I stitched this simple jacket from a fun paisley print that I had found in a $1.00 a yard bin many, many, years ago. Every inch of the base is covered with bits of vintage machine made, tatted, and crochet lace that had been given to me by my friend Jeri. The sections of lace are embellished with ribbons, mother-of-pearl buttons and charms, freshwater pearls, glass beads, and glass pearls that came from an old necklace that belonged to my grandmother. This piece can be found in my new book, Creative Embroidery, Mixing the Old with the New, by C&T Publishing.
September 25, 2022– Question: When you are working with a group of fabrics, how do you decide what colors to use for the embroidery stitches?
September 26, 2022– Question: What kind of sewing machine did you learn to sew on, and, what kind of machine do you sew on now?
September 27, 2022– Question: When you see a hanky used in a project, do you ever think of Rhett Buttler’s comment to Scarlet: “Never, at any crisis of your life, have I known you to have a handkerchief.”
September 28, 2022– Question: Do you ever hold on to a piece of fabric, and think, someday, I will use that?
September 29, 2022– Question: When you buy a charm pack, do you often find that there are prints that you think, hmm, how did those get included in here?
I hope that you have enjoyed this month, and have found some inspiration within these pages.
Question: When you buy a charm pack, do you often find that there are prints that you think, hmm, how did those get included in here?
Paris Flea Market- by Christen Brown
The four 9-patch blocks are comprised of the lighter colors of the charm pack, with a border of bleached muslin. The embroidery was worked in three colors of perle cotton, the border row stitches in one color, the decorative stitches in a second color and the detail stitches in a third color. I stitched groups of mother-of-pearl buttons to the border.
Charmed Square by Christen Brown

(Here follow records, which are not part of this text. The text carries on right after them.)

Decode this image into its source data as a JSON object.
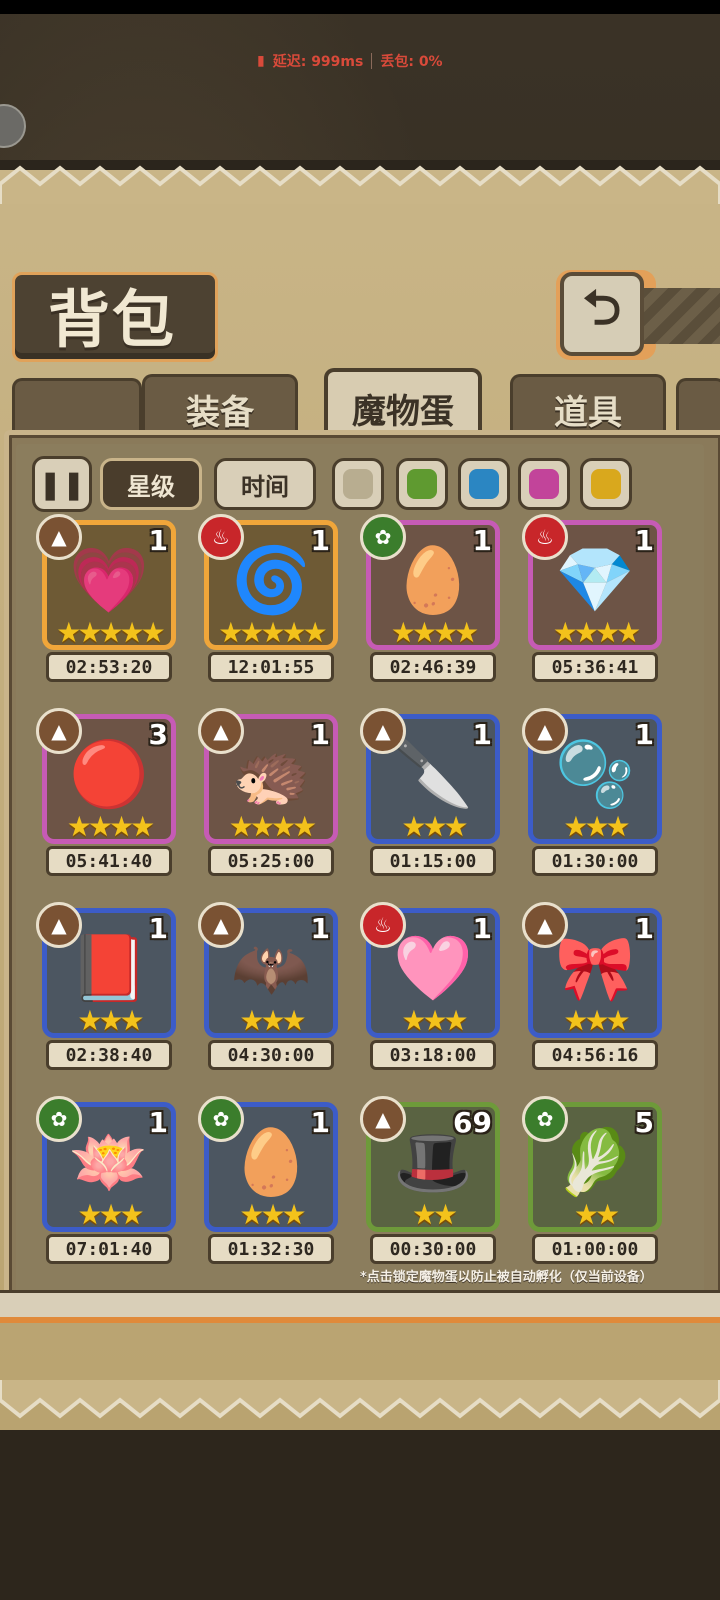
{
  "network": {
    "latency_label": "延迟: 999ms",
    "loss_label": "丢包: 0%"
  },
  "title": "背包",
  "back_icon": "return-arrow-icon",
  "tabs": [
    {
      "label": "装备",
      "active": false
    },
    {
      "label": "魔物蛋",
      "active": true
    },
    {
      "label": "道具",
      "active": false
    }
  ],
  "filters": {
    "star_label": "星级",
    "time_label": "时间",
    "colors": [
      "#b8ad90",
      "#5f9a30",
      "#2b86c2",
      "#c2449a",
      "#d9a81d"
    ]
  },
  "eggs": [
    {
      "qty": "1",
      "element": "earth",
      "rarity": "gold",
      "stars": "★★★★★",
      "timer": "02:53:20",
      "icon": "heart-egg-icon"
    },
    {
      "qty": "1",
      "element": "fire",
      "rarity": "gold",
      "stars": "★★★★★",
      "timer": "12:01:55",
      "icon": "spiral-egg-icon"
    },
    {
      "qty": "1",
      "element": "grass",
      "rarity": "purple",
      "stars": "★★★★",
      "timer": "02:46:39",
      "icon": "feather-egg-icon"
    },
    {
      "qty": "1",
      "element": "fire",
      "rarity": "purple",
      "stars": "★★★★",
      "timer": "05:36:41",
      "icon": "crystal-egg-icon"
    },
    {
      "qty": "3",
      "element": "earth",
      "rarity": "purple",
      "stars": "★★★★",
      "timer": "05:41:40",
      "icon": "thorn-egg-icon"
    },
    {
      "qty": "1",
      "element": "earth",
      "rarity": "purple",
      "stars": "★★★★",
      "timer": "05:25:00",
      "icon": "furry-egg-icon"
    },
    {
      "qty": "1",
      "element": "earth",
      "rarity": "blue",
      "stars": "★★★",
      "timer": "01:15:00",
      "icon": "cleaver-egg-icon"
    },
    {
      "qty": "1",
      "element": "earth",
      "rarity": "blue",
      "stars": "★★★",
      "timer": "01:30:00",
      "icon": "slime-egg-icon"
    },
    {
      "qty": "1",
      "element": "earth",
      "rarity": "blue",
      "stars": "★★★",
      "timer": "02:38:40",
      "icon": "book-egg-icon"
    },
    {
      "qty": "1",
      "element": "earth",
      "rarity": "blue",
      "stars": "★★★",
      "timer": "04:30:00",
      "icon": "bat-egg-icon"
    },
    {
      "qty": "1",
      "element": "fire",
      "rarity": "blue",
      "stars": "★★★",
      "timer": "03:18:00",
      "icon": "pink-egg-icon"
    },
    {
      "qty": "1",
      "element": "earth",
      "rarity": "blue",
      "stars": "★★★",
      "timer": "04:56:16",
      "icon": "bow-egg-icon"
    },
    {
      "qty": "1",
      "element": "grass",
      "rarity": "blue",
      "stars": "★★★",
      "timer": "07:01:40",
      "icon": "lotus-egg-icon"
    },
    {
      "qty": "1",
      "element": "grass",
      "rarity": "blue",
      "stars": "★★★",
      "timer": "01:32:30",
      "icon": "pearl-egg-icon"
    },
    {
      "qty": "69",
      "element": "earth",
      "rarity": "green",
      "stars": "★★",
      "timer": "00:30:00",
      "icon": "hat-egg-icon"
    },
    {
      "qty": "5",
      "element": "grass",
      "rarity": "green",
      "stars": "★★",
      "timer": "01:00:00",
      "icon": "turnip-egg-icon"
    }
  ],
  "footer_note": "*点击锁定魔物蛋以防止被自动孵化（仅当前设备）"
}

This small square was pieced with a few leftover squares from the pack, with two complementary fabrics to complete the nine-patch design and borders. The border row stitches were worked in one color of perle cotton #8 to straddle each seam. The decorative and detail stitches were worked in five colors of cotton floss, and two colors of seed beads. The color and stitch changed depending on which side of the border row they were stitched on. I used three colors of glass buttons and charms and added brass buttons as an accent color.